A Message from Rev. Dr. Larry Hayward

A few weeks ago, on one of the beautiful cool afternoons we have been experiencing, I stopped in CVS on Quaker Lane to pick up a prescription. When I came out, three or four teenage boys were standing outside. One was white. One was black. The others were figures whose number nor race I did not notice. They were dressed in jeans, sweatshirts, hoodies. One of them, who had an eye that looked like it had once been injured but was now healed, said, politely, “Sir, do you know where the nearest McDonald’s is?”

When he spoke, I was taken back in memory immediately to Labor Day Weekend fifteen years ago, when I arrived in town to serve Westminster, moved into a high rise condominium in the Carlyle area, and realized that I had no idea where there might be a grocery store or even restaurant. The Pastor Nominating Committee had “saved” me from “DC traffic” by chauffeuring me around town when I had interviewed; so when I arrived in my large, five year old Buick, fresh from the Midwest, pre GPS, I was timid about driving, even though the streets were deserted on the holiday weekend. A few days later, I finally ventured out, found the Giant on Duke Street, and filled my refrigerator.

When I encountered the teenagers outside CVS, what flashed in my mind was that there was a McDonald’s a couple of miles away on Duke Street (which has sense been torn down); but because I couldn’t think of any others, and sensed they were on foot, I said “Gee, I don’t think there is a McDonald’s nearby.” I felt for them because I knew what it was like to be in a strange city and not know where to turn for food.

As I was speaking, I suddenly returned to reality and remembered that there was a McDonald’s just up the street at Bradlee Center; so I gave them directions, and they headed that way, with a skip in their step, their taste buds already watering over Chicken McNuggets with Bar-B-Que sauce.

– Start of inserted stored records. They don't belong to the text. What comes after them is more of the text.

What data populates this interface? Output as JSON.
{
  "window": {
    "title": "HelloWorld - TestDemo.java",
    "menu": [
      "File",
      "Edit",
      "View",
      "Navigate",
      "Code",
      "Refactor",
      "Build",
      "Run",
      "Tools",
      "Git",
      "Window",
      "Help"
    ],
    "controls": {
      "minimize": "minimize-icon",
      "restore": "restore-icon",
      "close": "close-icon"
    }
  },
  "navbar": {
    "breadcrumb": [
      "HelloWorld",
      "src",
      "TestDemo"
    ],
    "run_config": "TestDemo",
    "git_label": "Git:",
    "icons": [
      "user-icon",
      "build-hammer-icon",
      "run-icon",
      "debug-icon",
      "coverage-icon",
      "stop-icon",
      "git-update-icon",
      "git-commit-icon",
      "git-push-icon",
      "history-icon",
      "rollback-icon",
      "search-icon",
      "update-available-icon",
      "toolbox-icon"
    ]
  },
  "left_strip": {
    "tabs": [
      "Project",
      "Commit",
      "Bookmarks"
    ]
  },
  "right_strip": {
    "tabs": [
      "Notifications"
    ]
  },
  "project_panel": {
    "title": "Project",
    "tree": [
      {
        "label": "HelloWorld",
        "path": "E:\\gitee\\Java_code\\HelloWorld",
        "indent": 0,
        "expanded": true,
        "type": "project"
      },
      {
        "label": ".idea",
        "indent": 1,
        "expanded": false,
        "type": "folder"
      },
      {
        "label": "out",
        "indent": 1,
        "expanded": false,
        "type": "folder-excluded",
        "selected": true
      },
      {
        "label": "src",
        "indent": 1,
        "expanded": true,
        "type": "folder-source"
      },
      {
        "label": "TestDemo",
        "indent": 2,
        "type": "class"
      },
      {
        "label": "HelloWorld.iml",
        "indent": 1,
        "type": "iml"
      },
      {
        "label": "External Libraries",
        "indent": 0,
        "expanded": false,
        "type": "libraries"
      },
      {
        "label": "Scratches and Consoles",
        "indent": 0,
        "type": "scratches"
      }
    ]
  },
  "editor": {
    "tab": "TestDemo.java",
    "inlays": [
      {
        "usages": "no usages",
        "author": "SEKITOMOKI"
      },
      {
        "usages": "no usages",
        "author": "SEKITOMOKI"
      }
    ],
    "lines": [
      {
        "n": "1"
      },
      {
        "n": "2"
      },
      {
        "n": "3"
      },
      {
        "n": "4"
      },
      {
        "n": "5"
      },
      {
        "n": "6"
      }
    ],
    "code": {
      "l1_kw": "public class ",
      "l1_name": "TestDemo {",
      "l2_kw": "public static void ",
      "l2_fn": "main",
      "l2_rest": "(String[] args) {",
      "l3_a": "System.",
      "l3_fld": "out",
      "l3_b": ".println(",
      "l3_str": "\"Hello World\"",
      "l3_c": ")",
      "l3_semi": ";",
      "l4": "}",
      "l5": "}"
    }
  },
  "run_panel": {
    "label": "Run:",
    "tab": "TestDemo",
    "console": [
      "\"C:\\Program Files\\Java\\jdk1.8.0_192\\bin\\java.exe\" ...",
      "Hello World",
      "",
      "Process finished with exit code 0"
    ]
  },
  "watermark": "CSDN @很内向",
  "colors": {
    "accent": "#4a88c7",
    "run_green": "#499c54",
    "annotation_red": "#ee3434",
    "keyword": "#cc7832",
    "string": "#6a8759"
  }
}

What struck me about this exchange is that when we meet someone who is going through something we have gone through – be it mildly unpleasant or severely traumatic – we can be immediately transported back into similar unpleasantness or trauma. When we are so transported, we literally “lose our minds” to the past; and we may (as I did) not only forget that what they need (a McDonald’s) lies close at hand (at Bradlee); but also, we may instruct people to a place (a McDonald’s on Duke Street) that no longer exists. Our disorientation aside, we can also feel an immediate identification with their plight, however great or manageable it is. Because I had once arrived in Alexandria and not known where to turn for food, I “got” what they were going through.

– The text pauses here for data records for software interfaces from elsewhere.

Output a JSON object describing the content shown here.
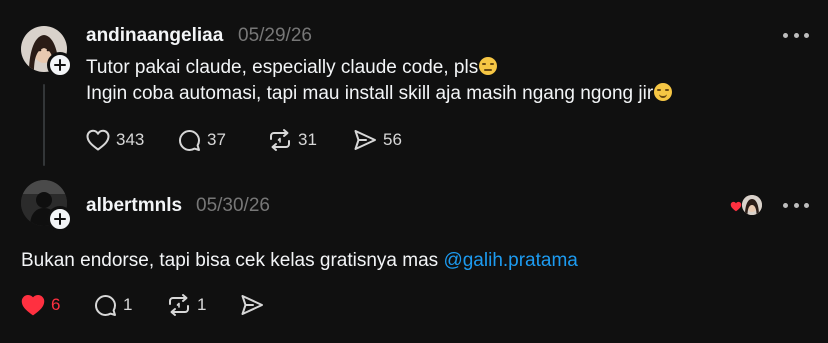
{
  "posts": [
    {
      "username": "andinaangeliaa",
      "date": "05/29/26",
      "lines": [
        "Tutor pakai claude, especially claude code, pls",
        "Ingin coba automasi, tapi mau install skill aja masih ngang ngong jir"
      ],
      "emojis": [
        "pensive-face-emoji",
        "slightly-smiling-face-emoji"
      ],
      "actions": {
        "likes": "343",
        "comments": "37",
        "reposts": "31",
        "shares": "56"
      },
      "liked": false
    },
    {
      "username": "albertmnls",
      "date": "05/30/26",
      "text": "Bukan endorse, tapi bisa cek kelas gratisnya mas ",
      "mention": "@galih.pratama",
      "actions": {
        "likes": "6",
        "comments": "1",
        "reposts": "1"
      },
      "liked": true
    }
  ],
  "colors": {
    "background": "#101010",
    "text": "#f3f5f7",
    "muted": "#777777",
    "like_red": "#ff3040",
    "mention_blue": "#1d9bf0"
  },
  "icons": [
    "heart-icon",
    "comment-icon",
    "repost-icon",
    "share-icon",
    "more-icon",
    "plus-icon"
  ]
}
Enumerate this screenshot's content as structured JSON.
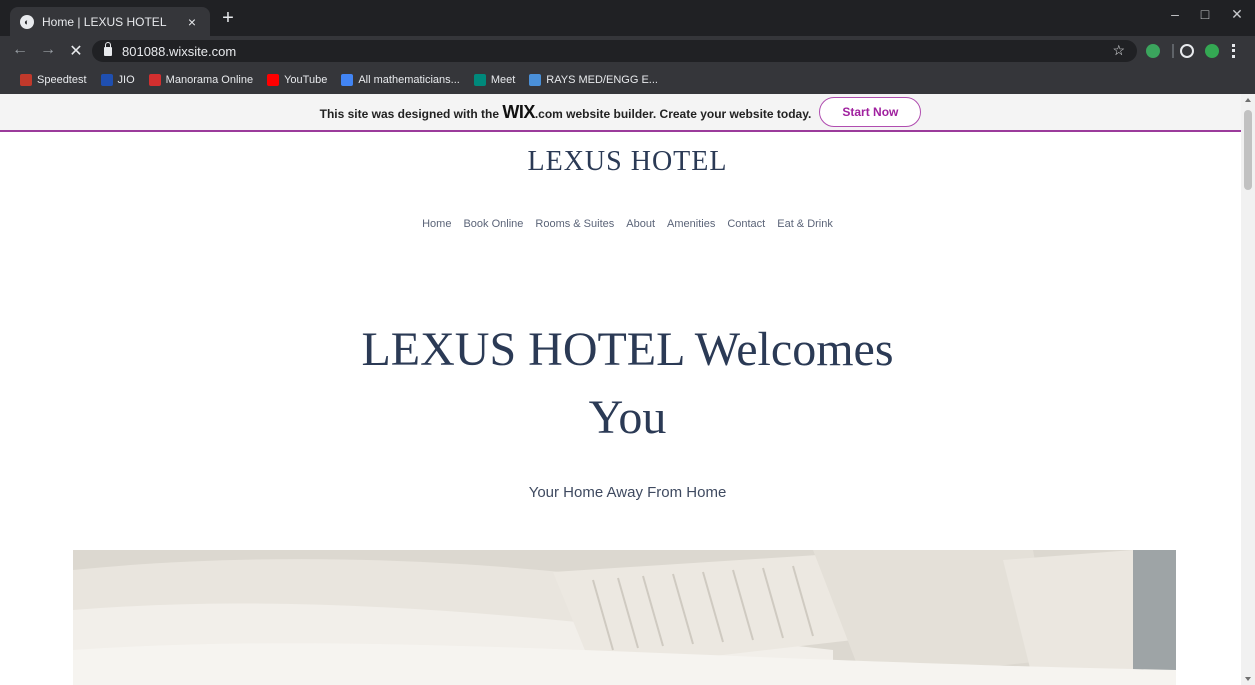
{
  "browser": {
    "tab": {
      "title": "Home | LEXUS HOTEL",
      "close_glyph": "×"
    },
    "new_tab_glyph": "+",
    "window_controls": {
      "minimize": "–",
      "maximize": "□",
      "close": "✕"
    },
    "nav": {
      "back": "←",
      "forward": "→",
      "stop": "✕"
    },
    "url": "801088.wixsite.com",
    "star_glyph": "☆",
    "bookmarks": [
      {
        "label": "Speedtest",
        "icon": "speedtest-icon",
        "color": "#c0392b"
      },
      {
        "label": "JIO",
        "icon": "jio-icon",
        "color": "#1f4fb0"
      },
      {
        "label": "Manorama Online",
        "icon": "manorama-icon",
        "color": "#d32f2f"
      },
      {
        "label": "YouTube",
        "icon": "youtube-icon",
        "color": "#ff0000"
      },
      {
        "label": "All mathematicians...",
        "icon": "google-icon",
        "color": "#4285f4"
      },
      {
        "label": "Meet",
        "icon": "meet-icon",
        "color": "#00897b"
      },
      {
        "label": "RAYS MED/ENGG E...",
        "icon": "doc-icon",
        "color": "#4a90d9"
      }
    ]
  },
  "wix_banner": {
    "before": "This site was designed with the ",
    "brand": "WIX",
    "after": ".com website builder. Create your website today.",
    "button": "Start Now"
  },
  "site": {
    "title": "LEXUS HOTEL",
    "nav": [
      "Home",
      "Book Online",
      "Rooms & Suites",
      "About",
      "Amenities",
      "Contact",
      "Eat & Drink"
    ],
    "hero_line1": "LEXUS HOTEL Welcomes",
    "hero_line2": "You",
    "subtitle": "Your Home Away From Home"
  },
  "colors": {
    "accent": "#9b3b9b",
    "heading": "#2b3a55",
    "chrome_dark": "#202124",
    "chrome_mid": "#35363a"
  }
}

“Remember that you were a slave in the land of Egypt,” God says to the people of Israel (Deuteronomy 15:15). Remembering may paralyze us for a moment, but it eventually leads us to be able to point the way out of slavery into the Promised Land, even if the Promised Land to which we point is a McDonald’s – still in existence where we remember it, after a momentary trip back into the inconvenience of unpleasantness, or worse, the slavery of trauma.